_What you will do:_
Find the word "from" below. Copy each line that has it.

_Source records:_
▼

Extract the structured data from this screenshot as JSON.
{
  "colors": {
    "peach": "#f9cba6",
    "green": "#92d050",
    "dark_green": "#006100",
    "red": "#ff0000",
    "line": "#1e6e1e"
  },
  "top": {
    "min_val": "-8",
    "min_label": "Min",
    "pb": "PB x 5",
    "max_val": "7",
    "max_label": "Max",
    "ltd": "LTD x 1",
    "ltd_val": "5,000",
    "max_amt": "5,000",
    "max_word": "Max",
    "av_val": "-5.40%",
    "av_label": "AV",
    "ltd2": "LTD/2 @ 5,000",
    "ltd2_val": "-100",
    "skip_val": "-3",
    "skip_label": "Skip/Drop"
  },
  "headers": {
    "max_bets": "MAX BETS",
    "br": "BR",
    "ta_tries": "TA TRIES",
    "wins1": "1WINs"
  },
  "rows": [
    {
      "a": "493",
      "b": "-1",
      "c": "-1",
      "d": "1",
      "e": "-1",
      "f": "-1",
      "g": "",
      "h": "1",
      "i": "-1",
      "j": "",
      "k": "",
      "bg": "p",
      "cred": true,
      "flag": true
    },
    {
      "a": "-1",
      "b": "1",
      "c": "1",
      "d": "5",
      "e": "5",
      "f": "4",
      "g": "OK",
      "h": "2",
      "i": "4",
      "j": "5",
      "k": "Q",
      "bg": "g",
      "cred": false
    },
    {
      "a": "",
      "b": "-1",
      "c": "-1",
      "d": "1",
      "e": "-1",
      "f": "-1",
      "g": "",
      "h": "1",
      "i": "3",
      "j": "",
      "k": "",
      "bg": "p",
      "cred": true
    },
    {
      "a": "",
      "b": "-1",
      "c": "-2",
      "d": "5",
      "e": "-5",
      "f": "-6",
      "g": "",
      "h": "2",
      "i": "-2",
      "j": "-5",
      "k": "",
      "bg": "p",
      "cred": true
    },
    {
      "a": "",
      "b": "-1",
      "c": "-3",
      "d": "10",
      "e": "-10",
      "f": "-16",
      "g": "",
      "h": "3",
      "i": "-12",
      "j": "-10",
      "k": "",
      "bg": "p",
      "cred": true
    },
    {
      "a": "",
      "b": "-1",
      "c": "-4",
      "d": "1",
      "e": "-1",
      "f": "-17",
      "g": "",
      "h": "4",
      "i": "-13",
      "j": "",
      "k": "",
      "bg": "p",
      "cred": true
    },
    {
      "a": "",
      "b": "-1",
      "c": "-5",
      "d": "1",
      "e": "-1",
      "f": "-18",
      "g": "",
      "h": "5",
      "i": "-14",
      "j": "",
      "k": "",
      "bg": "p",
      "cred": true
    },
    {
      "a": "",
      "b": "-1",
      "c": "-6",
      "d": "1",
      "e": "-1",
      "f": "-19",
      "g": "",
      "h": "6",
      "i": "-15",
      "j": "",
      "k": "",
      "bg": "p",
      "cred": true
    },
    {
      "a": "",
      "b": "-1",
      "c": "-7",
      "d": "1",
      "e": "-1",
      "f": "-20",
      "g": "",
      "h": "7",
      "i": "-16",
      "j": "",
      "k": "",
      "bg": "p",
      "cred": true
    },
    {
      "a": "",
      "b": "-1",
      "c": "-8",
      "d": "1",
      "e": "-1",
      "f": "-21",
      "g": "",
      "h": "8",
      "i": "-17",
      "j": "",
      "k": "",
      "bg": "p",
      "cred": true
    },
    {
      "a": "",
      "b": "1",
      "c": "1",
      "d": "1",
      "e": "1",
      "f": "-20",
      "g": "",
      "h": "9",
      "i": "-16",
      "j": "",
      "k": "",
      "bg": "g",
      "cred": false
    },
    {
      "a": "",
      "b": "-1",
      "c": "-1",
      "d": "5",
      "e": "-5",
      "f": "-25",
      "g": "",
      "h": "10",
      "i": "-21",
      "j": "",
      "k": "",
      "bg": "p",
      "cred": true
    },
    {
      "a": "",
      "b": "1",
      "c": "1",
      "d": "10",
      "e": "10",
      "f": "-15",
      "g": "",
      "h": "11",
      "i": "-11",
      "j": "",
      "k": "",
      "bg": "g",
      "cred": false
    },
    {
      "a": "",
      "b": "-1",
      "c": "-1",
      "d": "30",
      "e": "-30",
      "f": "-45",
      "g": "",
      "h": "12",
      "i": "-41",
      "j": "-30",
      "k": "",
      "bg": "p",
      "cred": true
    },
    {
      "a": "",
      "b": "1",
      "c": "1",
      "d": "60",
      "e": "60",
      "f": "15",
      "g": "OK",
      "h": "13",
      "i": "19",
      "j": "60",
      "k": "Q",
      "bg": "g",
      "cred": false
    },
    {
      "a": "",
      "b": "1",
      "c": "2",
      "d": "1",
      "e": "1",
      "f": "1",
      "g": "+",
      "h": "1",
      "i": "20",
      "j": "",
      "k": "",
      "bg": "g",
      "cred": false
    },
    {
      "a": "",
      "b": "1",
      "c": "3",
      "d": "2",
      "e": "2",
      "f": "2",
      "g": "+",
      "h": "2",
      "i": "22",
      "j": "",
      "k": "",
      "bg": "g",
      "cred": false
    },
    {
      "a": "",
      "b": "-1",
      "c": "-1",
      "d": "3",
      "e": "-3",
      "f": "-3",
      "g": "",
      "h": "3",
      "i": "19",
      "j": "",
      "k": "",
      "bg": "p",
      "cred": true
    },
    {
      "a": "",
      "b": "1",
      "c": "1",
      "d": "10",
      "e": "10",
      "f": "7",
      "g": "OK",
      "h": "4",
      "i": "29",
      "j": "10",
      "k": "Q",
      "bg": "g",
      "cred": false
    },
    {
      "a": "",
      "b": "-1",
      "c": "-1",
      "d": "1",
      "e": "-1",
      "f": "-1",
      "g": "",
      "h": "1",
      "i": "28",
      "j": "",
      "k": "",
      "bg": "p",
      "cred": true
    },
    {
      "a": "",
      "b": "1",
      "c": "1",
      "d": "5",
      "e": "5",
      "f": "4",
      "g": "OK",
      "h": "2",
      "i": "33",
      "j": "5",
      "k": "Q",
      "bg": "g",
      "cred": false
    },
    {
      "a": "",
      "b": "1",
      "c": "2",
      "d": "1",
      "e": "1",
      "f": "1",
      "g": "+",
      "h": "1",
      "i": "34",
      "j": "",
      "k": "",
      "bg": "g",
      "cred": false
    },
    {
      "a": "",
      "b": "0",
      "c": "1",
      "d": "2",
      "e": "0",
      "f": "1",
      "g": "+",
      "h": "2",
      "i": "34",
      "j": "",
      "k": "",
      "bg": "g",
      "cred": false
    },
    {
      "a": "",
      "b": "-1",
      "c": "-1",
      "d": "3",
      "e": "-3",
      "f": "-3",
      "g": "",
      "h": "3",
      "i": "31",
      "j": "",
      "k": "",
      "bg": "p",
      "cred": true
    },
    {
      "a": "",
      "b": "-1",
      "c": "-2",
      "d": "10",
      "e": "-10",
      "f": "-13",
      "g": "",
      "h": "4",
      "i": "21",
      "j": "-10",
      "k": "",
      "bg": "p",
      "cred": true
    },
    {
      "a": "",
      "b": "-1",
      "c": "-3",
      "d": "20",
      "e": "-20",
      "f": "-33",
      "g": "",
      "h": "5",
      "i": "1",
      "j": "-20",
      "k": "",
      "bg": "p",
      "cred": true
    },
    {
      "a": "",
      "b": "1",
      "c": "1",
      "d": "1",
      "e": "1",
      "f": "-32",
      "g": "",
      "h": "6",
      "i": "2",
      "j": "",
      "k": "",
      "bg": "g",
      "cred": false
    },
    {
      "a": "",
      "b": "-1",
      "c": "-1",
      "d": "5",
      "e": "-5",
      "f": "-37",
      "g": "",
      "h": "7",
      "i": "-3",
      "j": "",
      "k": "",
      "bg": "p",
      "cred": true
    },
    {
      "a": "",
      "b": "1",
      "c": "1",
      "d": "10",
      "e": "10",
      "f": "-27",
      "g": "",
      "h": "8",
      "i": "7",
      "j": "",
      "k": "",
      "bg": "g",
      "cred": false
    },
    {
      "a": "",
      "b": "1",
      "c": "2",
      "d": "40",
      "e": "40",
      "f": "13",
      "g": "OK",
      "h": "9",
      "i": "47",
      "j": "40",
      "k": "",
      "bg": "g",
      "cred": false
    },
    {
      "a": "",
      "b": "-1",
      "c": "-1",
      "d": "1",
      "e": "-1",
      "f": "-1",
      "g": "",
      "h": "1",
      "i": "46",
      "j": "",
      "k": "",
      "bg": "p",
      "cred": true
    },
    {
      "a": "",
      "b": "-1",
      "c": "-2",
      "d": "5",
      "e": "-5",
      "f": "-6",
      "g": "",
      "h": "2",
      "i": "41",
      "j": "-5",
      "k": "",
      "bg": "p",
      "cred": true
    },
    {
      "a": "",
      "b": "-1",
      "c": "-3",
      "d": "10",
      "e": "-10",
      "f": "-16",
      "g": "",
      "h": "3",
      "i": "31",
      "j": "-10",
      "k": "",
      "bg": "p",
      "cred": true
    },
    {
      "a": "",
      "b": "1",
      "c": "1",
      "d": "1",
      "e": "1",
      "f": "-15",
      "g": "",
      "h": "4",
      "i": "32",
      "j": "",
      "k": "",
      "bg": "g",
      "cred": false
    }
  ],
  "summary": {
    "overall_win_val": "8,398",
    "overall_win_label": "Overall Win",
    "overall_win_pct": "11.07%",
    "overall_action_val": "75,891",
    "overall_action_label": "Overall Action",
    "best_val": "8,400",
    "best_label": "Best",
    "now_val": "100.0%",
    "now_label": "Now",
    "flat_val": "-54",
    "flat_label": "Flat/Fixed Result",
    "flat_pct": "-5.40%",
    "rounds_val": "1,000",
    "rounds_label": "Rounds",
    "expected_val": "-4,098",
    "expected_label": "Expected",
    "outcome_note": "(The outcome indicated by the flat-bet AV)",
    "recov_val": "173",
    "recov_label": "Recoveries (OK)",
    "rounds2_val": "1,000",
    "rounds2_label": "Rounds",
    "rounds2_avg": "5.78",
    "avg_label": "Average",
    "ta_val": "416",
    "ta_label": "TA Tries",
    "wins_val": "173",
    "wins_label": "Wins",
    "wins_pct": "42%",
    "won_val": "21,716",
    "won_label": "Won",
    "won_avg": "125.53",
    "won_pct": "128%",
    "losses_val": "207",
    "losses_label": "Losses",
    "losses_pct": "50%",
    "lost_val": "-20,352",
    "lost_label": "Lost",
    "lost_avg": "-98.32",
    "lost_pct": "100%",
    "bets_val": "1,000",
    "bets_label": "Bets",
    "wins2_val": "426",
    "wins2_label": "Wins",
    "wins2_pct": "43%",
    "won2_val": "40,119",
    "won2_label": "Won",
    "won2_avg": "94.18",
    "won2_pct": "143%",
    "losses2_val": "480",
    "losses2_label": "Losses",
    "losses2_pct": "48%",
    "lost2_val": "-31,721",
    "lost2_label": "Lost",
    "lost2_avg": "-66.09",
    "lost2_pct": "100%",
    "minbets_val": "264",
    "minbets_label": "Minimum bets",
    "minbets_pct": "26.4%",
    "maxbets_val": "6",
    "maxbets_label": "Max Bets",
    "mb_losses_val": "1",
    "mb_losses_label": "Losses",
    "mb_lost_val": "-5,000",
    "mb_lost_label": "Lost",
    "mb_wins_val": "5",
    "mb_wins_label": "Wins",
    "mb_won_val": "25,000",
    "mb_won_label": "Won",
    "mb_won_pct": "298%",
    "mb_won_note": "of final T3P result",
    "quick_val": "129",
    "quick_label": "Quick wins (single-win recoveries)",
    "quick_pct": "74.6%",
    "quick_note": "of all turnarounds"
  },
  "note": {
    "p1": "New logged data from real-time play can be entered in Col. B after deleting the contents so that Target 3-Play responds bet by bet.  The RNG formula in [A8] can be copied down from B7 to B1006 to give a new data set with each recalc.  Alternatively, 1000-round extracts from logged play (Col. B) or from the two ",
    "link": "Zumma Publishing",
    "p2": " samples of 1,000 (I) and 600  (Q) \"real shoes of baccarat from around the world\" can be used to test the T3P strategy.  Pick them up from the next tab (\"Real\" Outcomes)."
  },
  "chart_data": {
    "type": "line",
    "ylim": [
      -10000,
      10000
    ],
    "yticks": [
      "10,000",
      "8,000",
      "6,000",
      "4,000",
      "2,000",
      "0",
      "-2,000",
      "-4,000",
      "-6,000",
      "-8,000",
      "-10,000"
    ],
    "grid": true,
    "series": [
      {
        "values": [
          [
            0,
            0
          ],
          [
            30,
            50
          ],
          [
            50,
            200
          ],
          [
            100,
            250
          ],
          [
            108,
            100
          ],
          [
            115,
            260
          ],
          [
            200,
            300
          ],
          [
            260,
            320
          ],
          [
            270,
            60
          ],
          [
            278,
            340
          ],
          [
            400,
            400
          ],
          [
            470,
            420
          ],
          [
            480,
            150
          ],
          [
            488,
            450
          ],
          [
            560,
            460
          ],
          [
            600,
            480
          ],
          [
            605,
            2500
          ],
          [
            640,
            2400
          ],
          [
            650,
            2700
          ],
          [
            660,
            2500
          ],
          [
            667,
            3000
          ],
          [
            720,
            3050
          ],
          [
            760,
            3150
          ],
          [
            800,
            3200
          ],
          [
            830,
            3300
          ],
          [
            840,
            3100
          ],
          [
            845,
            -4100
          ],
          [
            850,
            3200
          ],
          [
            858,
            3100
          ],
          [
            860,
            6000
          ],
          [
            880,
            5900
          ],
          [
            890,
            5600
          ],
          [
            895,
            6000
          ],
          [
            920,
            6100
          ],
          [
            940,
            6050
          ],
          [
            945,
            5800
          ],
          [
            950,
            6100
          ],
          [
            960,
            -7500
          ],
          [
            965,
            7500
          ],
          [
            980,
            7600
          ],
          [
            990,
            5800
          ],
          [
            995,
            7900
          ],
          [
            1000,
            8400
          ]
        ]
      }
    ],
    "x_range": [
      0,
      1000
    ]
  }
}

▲

_Solution for this exercise:_
Extract the structured data from this screenshot as JSON.
    "p1": "New logged data from real-time play can be entered in Col. B after deleting the contents so that Target 3-Play responds bet by bet.  The RNG formula in [A8] can be copied down from B7 to B1006 to give a new data set with each recalc.  Alternatively, 1000-round extracts from logged play (Col. B) or from the two ",
    "p2": " samples of 1,000 (I) and 600  (Q) \"real shoes of baccarat from around the world\" can be used to test the T3P strategy.  Pick them up from the next tab (\"Real\" Outcomes)."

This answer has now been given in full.